Please focus on yourself. Look after yourself, physically and mentally. You’ll have bad days, you’ll have bad weeks and you’ll have bad moods to end all moods. That’s fine. But, what’s not fine is doing nothing about it. If you’re unhappy, please say. Don’t brush off your bad moods with sarcasm and jokes, because even though that makes it seem like it’s not a “big deal” – it doesn’t help. I know you mightn’t want to talk about it in case it brings people down and “kills the vibe”, but sitting feeling miserable isn’t much of a vibe either, is it?

“Stop worrying about what other people think about you; what you do think about you?”

Instead of caring about who all likes you; care about if you like you. You will waste so much time and energy worrying about who fancies you and who thinks you’re nice and whose birthday party you’re invited to, and spoiler alert: it doesn’t matter. You’ll come to a point in time (like now) when you realise how trivial that all is. Answer: very.

You’ll drift from some of your school friends, and that’s okay. You’re not the same person you were when you were eleven; you’ve changed (thank God). Don’t worry about clinging on to friendships and people you’re not that similar to anymore, just because you’re afraid of “wasting” years of bring
friends. You’ll meet more people and make more friends that you can’t imagine not having in your life. You’ll still get on with your school friends, like, but you’ll new ones who are more similar to who you are now. Or who you will be, I keep forgetting it hasn’t happened for you yet, sorry.

Well, you’re right; school days aren’t the best days of your life. It really is just a lie older people say to make you do your homework. Uni days are the best days of your life. All of your school friends moving to England for uni? (Sorry, spoiler alert). It’s not a bad thing. You get a fresh start. You get to make new friends, who will honestly be some of the best people in the world. The work is tough, don’t get me wrong, like, but it’s so worth it because you’ll make some amazing friends, have so many gegs AND get to avoid full-time work for three years (trust me, you’ll want to).

We both know what you’re like, you wee try-hard. Even though first year isn’t worth anything towards your degree (I KNOW – I was outraged for you), you’ll still work away as if your degree depended it. Good. It doesn’t matter that a lot of people in your class leave everything until the last minute, skip half their lectures and never do the seminar homework – spoiler alert: no one EVER does the seminar homework.

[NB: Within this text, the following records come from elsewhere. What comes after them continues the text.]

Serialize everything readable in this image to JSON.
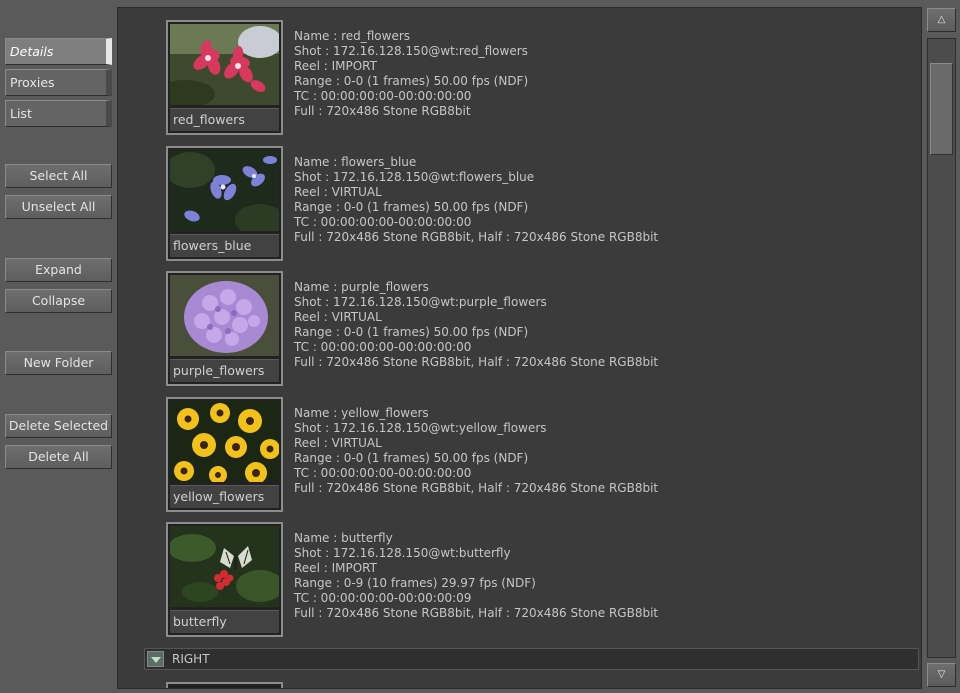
{
  "sidebar": {
    "tabs": [
      {
        "label": "Details",
        "active": true
      },
      {
        "label": "Proxies",
        "active": false
      },
      {
        "label": "List",
        "active": false
      }
    ],
    "buttons": {
      "select_all": "Select All",
      "unselect_all": "Unselect All",
      "expand": "Expand",
      "collapse": "Collapse",
      "new_folder": "New Folder",
      "delete_selected": "Delete Selected",
      "delete_all": "Delete All"
    }
  },
  "clips": [
    {
      "thumb_label": "red_flowers",
      "lines": [
        "Name : red_flowers",
        "Shot : 172.16.128.150@wt:red_flowers",
        "Reel : IMPORT",
        "Range : 0-0 (1 frames) 50.00 fps (NDF)",
        "TC : 00:00:00:00-00:00:00:00",
        "Full : 720x486  Stone RGB8bit"
      ]
    },
    {
      "thumb_label": "flowers_blue",
      "lines": [
        "Name : flowers_blue",
        "Shot : 172.16.128.150@wt:flowers_blue",
        "Reel : VIRTUAL",
        "Range : 0-0 (1 frames) 50.00 fps (NDF)",
        "TC : 00:00:00:00-00:00:00:00",
        "Full : 720x486  Stone RGB8bit,  Half : 720x486  Stone RGB8bit"
      ]
    },
    {
      "thumb_label": "purple_flowers",
      "lines": [
        "Name : purple_flowers",
        "Shot : 172.16.128.150@wt:purple_flowers",
        "Reel : VIRTUAL",
        "Range : 0-0 (1 frames) 50.00 fps (NDF)",
        "TC : 00:00:00:00-00:00:00:00",
        "Full : 720x486  Stone RGB8bit,  Half : 720x486  Stone RGB8bit"
      ]
    },
    {
      "thumb_label": "yellow_flowers",
      "lines": [
        "Name : yellow_flowers",
        "Shot : 172.16.128.150@wt:yellow_flowers",
        "Reel : VIRTUAL",
        "Range : 0-0 (1 frames) 50.00 fps (NDF)",
        "TC : 00:00:00:00-00:00:00:00",
        "Full : 720x486  Stone RGB8bit,  Half : 720x486  Stone RGB8bit"
      ]
    },
    {
      "thumb_label": "butterfly",
      "lines": [
        "Name : butterfly",
        "Shot : 172.16.128.150@wt:butterfly",
        "Reel : IMPORT",
        "Range : 0-9 (10 frames) 29.97 fps (NDF)",
        "TC : 00:00:00:00-00:00:00:09",
        "Full : 720x486  Stone RGB8bit,  Half : 720x486  Stone RGB8bit"
      ]
    }
  ],
  "folder": {
    "label": "RIGHT",
    "icon": "chevron-down-icon"
  },
  "scrollbar": {
    "up_glyph": "△",
    "down_glyph": "▽"
  }
}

Don’t feel like you’ve to “dumb down” so you look ‘breezy’ and ‘laid-back’ like a couple of headers in your class. They’re not so laid back when it comes to finals, let me tell ye.

It’s not “cool” to do nothing and it’s not “nerdy” to do the work. You’d think people would drop that immature mentality after the age of 18, but uni is sometimes a “who submitted their assignment closest to the close time” competition. Don’t compete. Believe it or not (believe it), you can actually
work hard in the background, have a part-time job and have a social life – who’d have thought? Yes, uni’s all about having fun and not being a proper adult yet, but honey, you’re paying £4,000 a year for this, so get you your degree as well as a good time. Spoiler alert: you do.

Best of luck in all your adventures; and thanks for making me who I am today. All those questionable decisions you made? Don’t sweat it. They got me here and they’ll get you here. And here is a pretty damn fine place to be.

With love,

Niamh x

PS. There will be a pandemic in 2020 – good luck.

Dear Niamh Murray